In a patent infringement lawsuit, prior to trial on the merits, the federal district court typically conducts a hearing in which the court examines evidence concerning the meaning of the patent’s claims. The court then issues a claim construction opinion that provides the context for trial of the infringement claims.
In BRK Brands, Inc. v. Nest Labs, Inc., No. 13 C 7900, 2014 WL 2854493 (N.D. Ill. June 24, 2014), Judge Richard A. Posner of the United States Court of Appeals for the Seventh Circuit, sitting as a district court judge, issued a claim construction opinion that undermined the basis for much or all of the plaintiffs’ patent infringement claims. Rather than continue to litigate in the district court, the parties entered into a stipulation for the entry of judgment against the plaintiffs. Pursuant to the stipulation, the parties then requested the court to enter judgment, which the plaintiffs intended to appeal to the Federal Circuit.
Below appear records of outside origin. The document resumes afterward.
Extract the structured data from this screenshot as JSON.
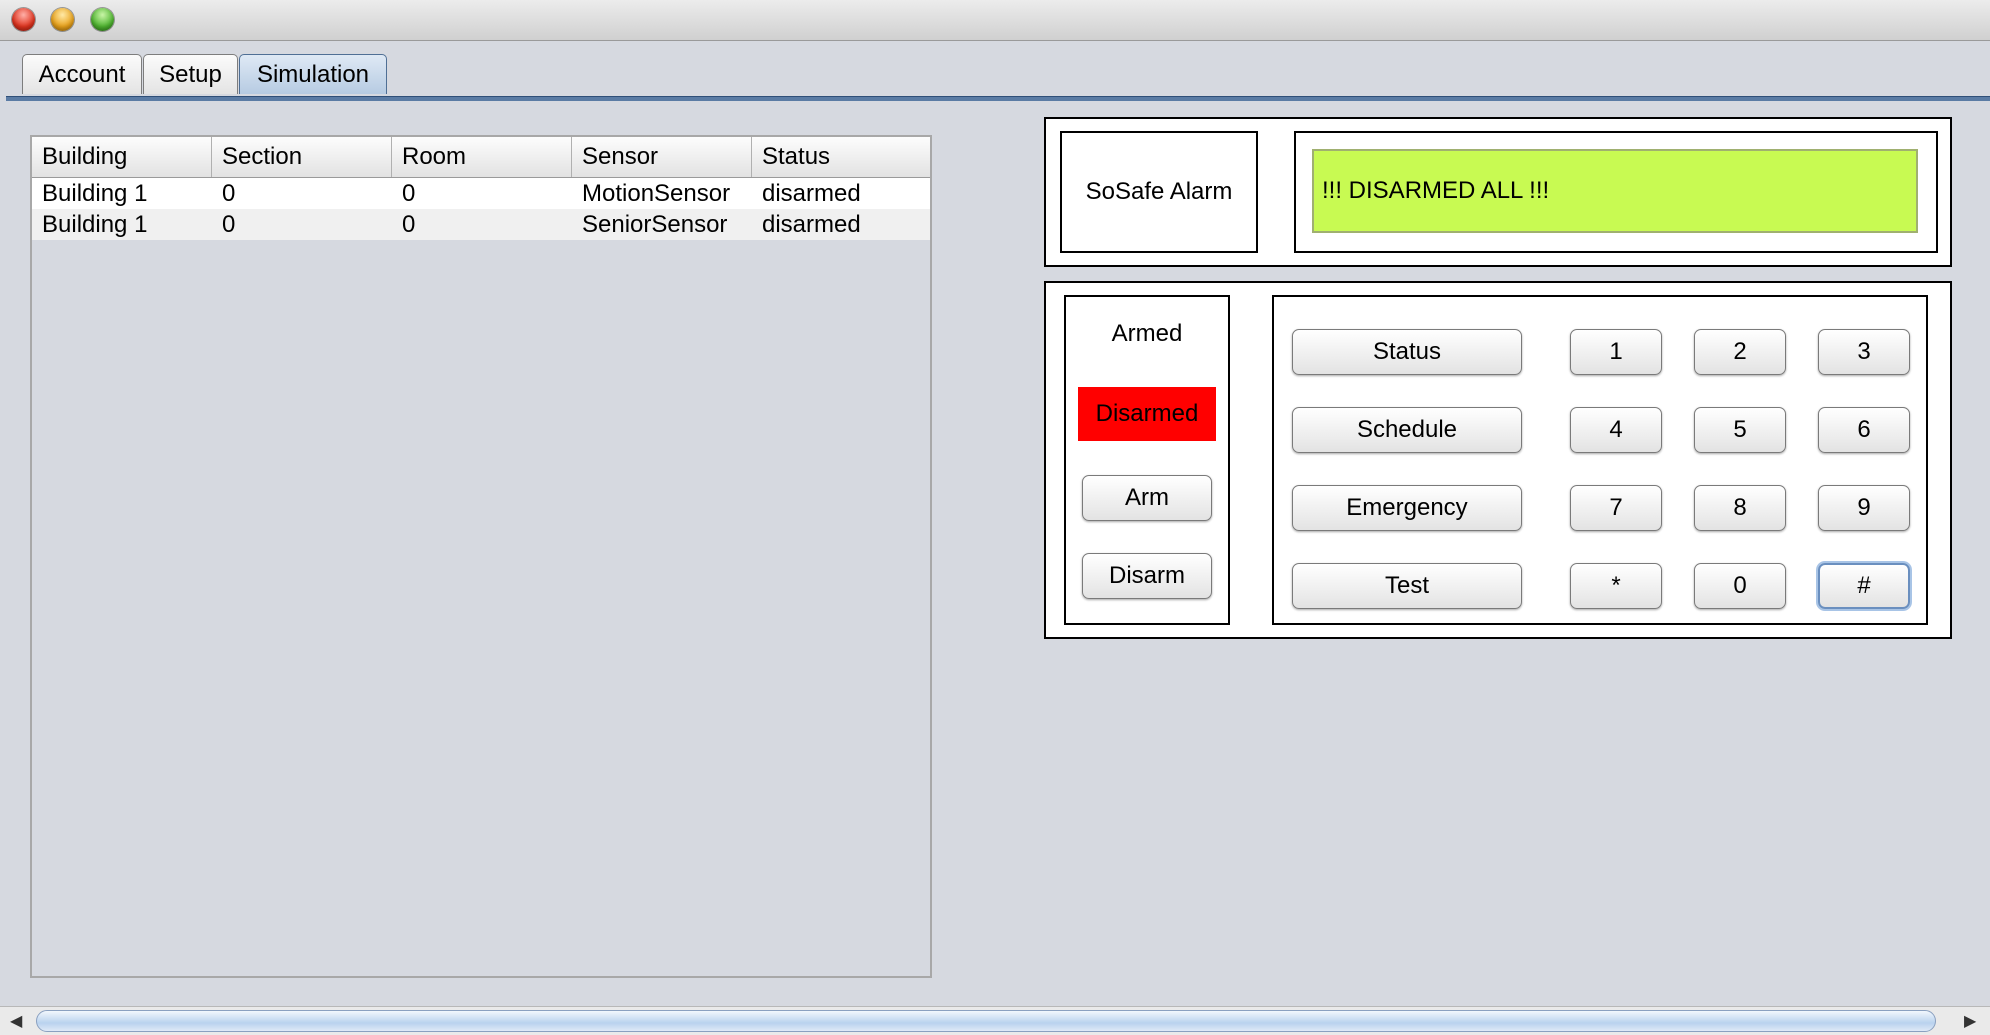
{
  "tabs": [
    {
      "label": "Account"
    },
    {
      "label": "Setup"
    },
    {
      "label": "Simulation"
    }
  ],
  "active_tab": "Simulation",
  "table": {
    "columns": [
      "Building",
      "Section",
      "Room",
      "Sensor",
      "Status"
    ],
    "rows": [
      [
        "Building 1",
        "0",
        "0",
        "MotionSensor",
        "disarmed"
      ],
      [
        "Building 1",
        "0",
        "0",
        "SeniorSensor",
        "disarmed"
      ]
    ]
  },
  "alarm": {
    "brand": "SoSafe Alarm",
    "display_text": "!!! DISARMED ALL !!!",
    "display_color": "#c8fa52",
    "state_armed_label": "Armed",
    "state_disarmed_label": "Disarmed",
    "active_state_color": "#ff0000",
    "arm_button": "Arm",
    "disarm_button": "Disarm",
    "function_buttons": [
      "Status",
      "Schedule",
      "Emergency",
      "Test"
    ],
    "keys": [
      [
        "1",
        "2",
        "3"
      ],
      [
        "4",
        "5",
        "6"
      ],
      [
        "7",
        "8",
        "9"
      ],
      [
        "*",
        "0",
        "#"
      ]
    ]
  },
  "scrollbar": {
    "left_arrow": "◀",
    "right_arrow": "▶"
  }
}
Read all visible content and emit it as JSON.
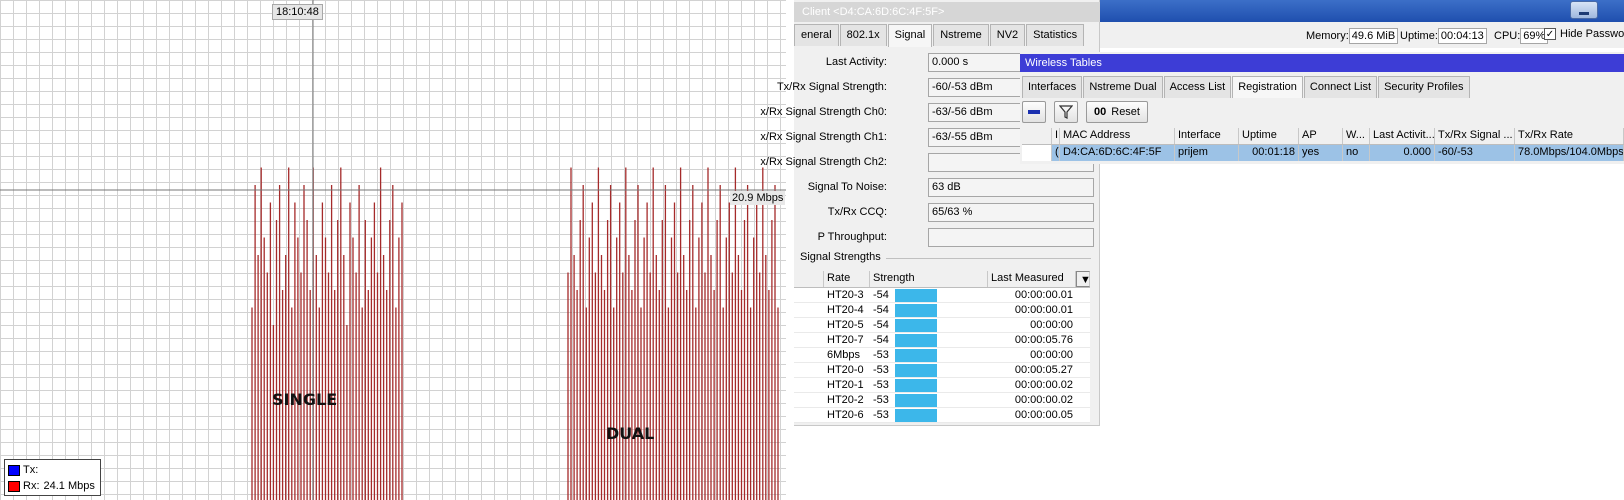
{
  "graph": {
    "time_label": "18:10:48",
    "value_label": "20.9 Mbps",
    "annotation_left": "SINGLE",
    "annotation_right": "DUAL",
    "legend": {
      "tx_label": "Tx:",
      "tx_value": "",
      "rx_label": "Rx:",
      "rx_value": "24.1 Mbps",
      "tx_color": "#0000ff",
      "rx_color": "#ff0000"
    }
  },
  "chart_data": {
    "type": "bar",
    "title": "",
    "xlabel": "",
    "ylabel": "",
    "series": [
      {
        "name": "Rx",
        "color": "#a52a2a",
        "values": [
          11,
          18,
          14,
          19,
          15,
          13,
          17,
          10,
          16,
          18,
          12,
          14,
          19,
          11,
          17,
          15,
          13,
          18,
          16,
          12,
          19,
          14,
          11,
          17,
          15,
          13,
          18,
          12,
          16,
          19,
          14,
          10,
          17,
          15,
          13,
          18,
          11,
          16,
          12,
          15,
          17,
          13,
          19,
          14,
          12,
          16,
          18,
          11,
          15,
          17,
          13,
          19,
          14,
          12,
          16,
          18,
          11,
          15,
          17,
          13,
          19,
          14,
          12,
          16,
          18,
          11,
          15,
          17,
          13,
          19,
          14,
          12,
          16,
          18,
          11,
          15,
          17,
          13,
          19,
          14,
          12,
          16,
          18,
          11,
          15,
          17,
          13,
          19,
          14,
          12,
          16,
          18,
          11,
          15,
          17,
          13,
          19,
          14,
          12,
          16,
          18,
          11,
          15,
          17,
          13,
          19,
          14,
          12,
          16,
          18,
          11,
          15,
          17,
          13,
          19,
          14,
          12,
          16,
          18,
          11,
          15,
          17,
          13,
          19,
          14,
          12,
          16,
          18,
          11,
          15,
          17,
          13,
          19,
          14,
          12,
          16
        ]
      }
    ]
  },
  "client": {
    "title": "Client <D4:CA:6D:6C:4F:5F>",
    "tabs": [
      "eneral",
      "802.1x",
      "Signal",
      "Nstreme",
      "NV2",
      "Statistics"
    ],
    "fields": [
      {
        "label": "Last Activity:",
        "value": "0.000 s"
      },
      {
        "label": "Tx/Rx Signal Strength:",
        "value": "-60/-53 dBm"
      },
      {
        "label": "x/Rx Signal Strength Ch0:",
        "value": "-63/-56 dBm"
      },
      {
        "label": "x/Rx Signal Strength Ch1:",
        "value": "-63/-55 dBm"
      },
      {
        "label": "x/Rx Signal Strength Ch2:",
        "value": ""
      },
      {
        "label": "Signal To Noise:",
        "value": "63 dB"
      },
      {
        "label": "Tx/Rx CCQ:",
        "value": "65/63 %"
      },
      {
        "label": "P Throughput:",
        "value": ""
      }
    ],
    "signal_group": "Signal Strengths",
    "signal_table": {
      "headers": [
        "Rate",
        "Strength",
        "Last Measured"
      ],
      "rows": [
        {
          "rate": "HT20-3",
          "strength": "-54",
          "last": "00:00:00.01"
        },
        {
          "rate": "HT20-4",
          "strength": "-54",
          "last": "00:00:00.01"
        },
        {
          "rate": "HT20-5",
          "strength": "-54",
          "last": "00:00:00"
        },
        {
          "rate": "HT20-7",
          "strength": "-54",
          "last": "00:00:05.76"
        },
        {
          "rate": "6Mbps",
          "strength": "-53",
          "last": "00:00:00"
        },
        {
          "rate": "HT20-0",
          "strength": "-53",
          "last": "00:00:05.27"
        },
        {
          "rate": "HT20-1",
          "strength": "-53",
          "last": "00:00:00.02"
        },
        {
          "rate": "HT20-2",
          "strength": "-53",
          "last": "00:00:00.02"
        },
        {
          "rate": "HT20-6",
          "strength": "-53",
          "last": "00:00:00.05"
        }
      ],
      "bar_color": "#3cb7ea"
    }
  },
  "status": {
    "memory_label": "Memory:",
    "memory_value": "49.6 MiB",
    "uptime_label": "Uptime:",
    "uptime_value": "00:04:13",
    "cpu_label": "CPU:",
    "cpu_value": "69%",
    "hide_passwords": "Hide Passwords"
  },
  "wireless": {
    "title": "Wireless Tables",
    "tabs": [
      "Interfaces",
      "Nstreme Dual",
      "Access List",
      "Registration",
      "Connect List",
      "Security Profiles"
    ],
    "reset_label": "Reset",
    "reset_prefix": "00",
    "table": {
      "headers": [
        "",
        "I",
        "MAC Address",
        "Interface",
        "Uptime",
        "AP",
        "W...",
        "Last Activit...",
        "Tx/Rx Signal ...",
        "Tx/Rx Rate"
      ],
      "row": [
        "",
        "(",
        "D4:CA:6D:6C:4F:5F",
        "prijem",
        "00:01:18",
        "yes",
        "no",
        "0.000",
        "-60/-53",
        "78.0Mbps/104.0Mbps"
      ]
    }
  }
}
Posner observed that, unless his claim construction ruling was reversed, the infringement claims were doomed, and that the plaintiffs did not want to spend money continuing to litigate in the district court. He further noted the high rate of reversal of claim construction rulings by the Federal Circuit, and the fact that the Federal Circuit entertained appeals from cases in this procedural posture.
He expressed concern, however, that no basis existed for appealing from a stipulated judgment of non-infringement under the federal civil rules. He referred to such an appeal as a “back-door method of interlocutory appeal.” By contrast, said Posner, a federal criminal rule, Rule 11(a)(2), allows a criminal defendant to enter a conditional plea of guilty, while reserving the right to have an appellate court review an adverse pretrial determination, and then withdraw the guilty plea if successful. No such procedure for appealing a “death knell” interlocutory order applied on the civil side. Allowing the appeal, moreover, could leave the final judgment rule provided in 28 U.S.C. § 1291 “in tatters.”
Here, the parties agreed that the stipulated judgment was equivalent to the grant of summary judgment in favor of the defendant. Posner took that concept a step further and cited authority for the proposition that a court can grant summary judgment even though neither party has moved for it, so long as the party against whom judgment is entered has had an opportunity to be heard.
Ultimately, Posner said that he preferred the summary judgment approach over a stipulated judgment. Since the plaintiffs conceded that they had no basis for opposing summary judgment, he therefore denied the motion for a stipulated judgment and granted summary judgment in favor of the defendants.
Recommended Citation: Don R. Sampen, As a Means to Appeal, District Court Grants Summary Judgment Over Stipulated Judgment,The Brief, (Nov. 13, 2014), http://applawyers-thebrief.blogspot.com/2014/11/as-means-to-appeal-district-court.html#more.